Parts of life like our relationship to God, our children, old friendships, or hobbies we’ve always wanted to take up?
I have great friends from my past, and it’s easy to tell myself that not talking to them often doesn’t harm anything. In fact, I can completely neglect those relationships and never see negative consequences. But that’s the point.
When negative consequences are what drives a person to act, or the more immediate one along with it, then life is not lived well.
When we shrug off worship or prayer, or time with old friends because they’re expendable and we have more pressing things to take care of, we let those things run our lives and we don’t have a healthy life.
Go back to that scenario I put forth at the beginning of this blog.
If your answer is that you will do nothing because you have no obligations to anyone, then you are living right now by the rule of immediate consequences.
We don’t need a hypothetical situation to figure out if a person is, though. All that’s needed is close examination of a person’s free time.
Had a day off? What did you do? Is that who you want to be?
Tuesday, November 2, 2010
If we donate such and such to such and such cause, we’ll help out these people in a country much poorer than our own. It’s a nice thought, but why? For social change? That’s a popular one. To change the world? Another big one. But what if those things don’t happen? Are we certain that giving will make any difference at all, and what is the stopping place?
That’s the real point I want to make. If it’s guilt, social change, compulsion, peer pressure that are the reasons, then I have serious doubts as to whether this movement toward philanthropy will be lasting. Those in the Christian tradition helped the poor because that’s what Christ commanded. It’s the new law. And the law should not be broken for the sake of convenience, even though it very often is.
But that’s not how these causes are advertised is it?
Help us change the world.
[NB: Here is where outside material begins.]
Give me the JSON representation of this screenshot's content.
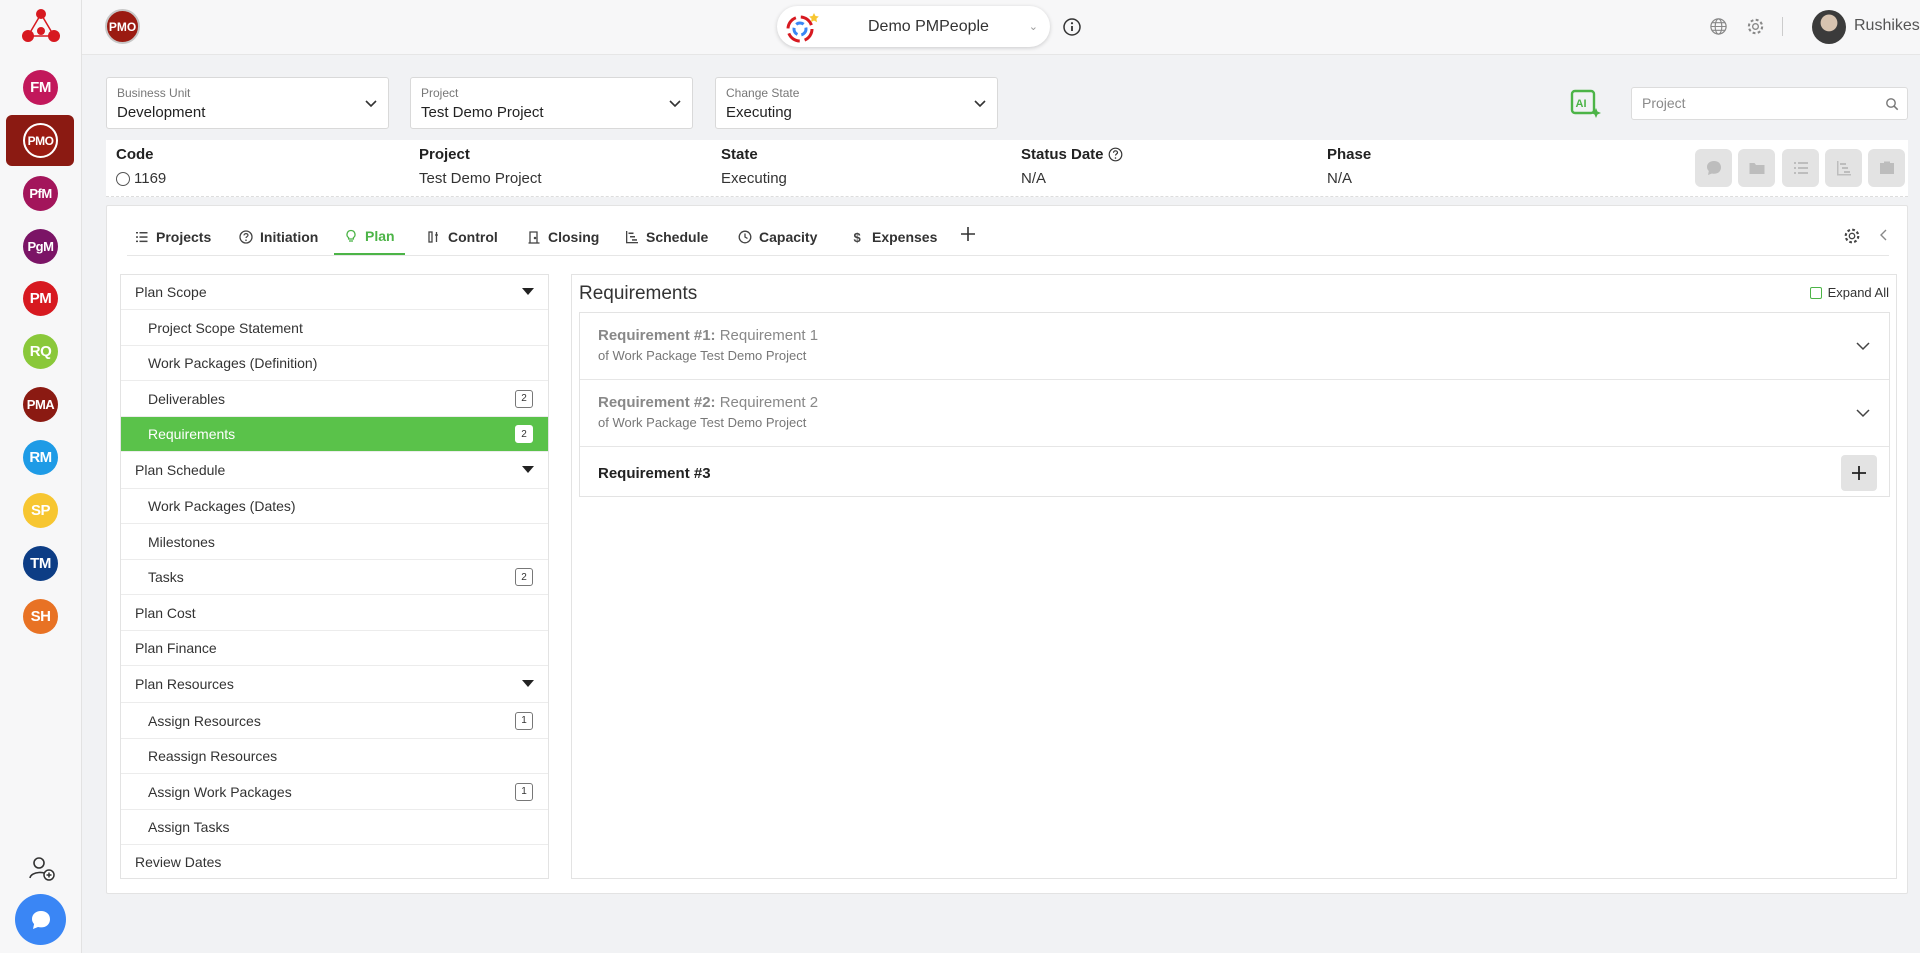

Help us make a difference. Look how efficient your money will become if you donate it to us. It’s become a point of marketing a product because of its efficiency, not because its goodness. When efficiency becomes the end in itself, it becomes a move to progress without a clear goal. If the reason for doing anything good is out of a desire for global change, or guilt, or anything or thing besides moral law and it being good in itself, then it will die or turn into something far nastier than a person intended.
St. Francis of Assisi is a popular saint as of late. “Preach the Gospel and use words if necessary,” is the famous saying. Read about his life and his personality. He was the least efficient person when it came to good works. He was impulsive and flighty, but look at the good he expressed through his life. He was already sold on loving simply because he knew he was loved by God first, and all he wanted was to share it with every person he came in contact with. Because of this, he’s one of the most revered saints in the Christian tradition.
That’s his reason. What’s yours?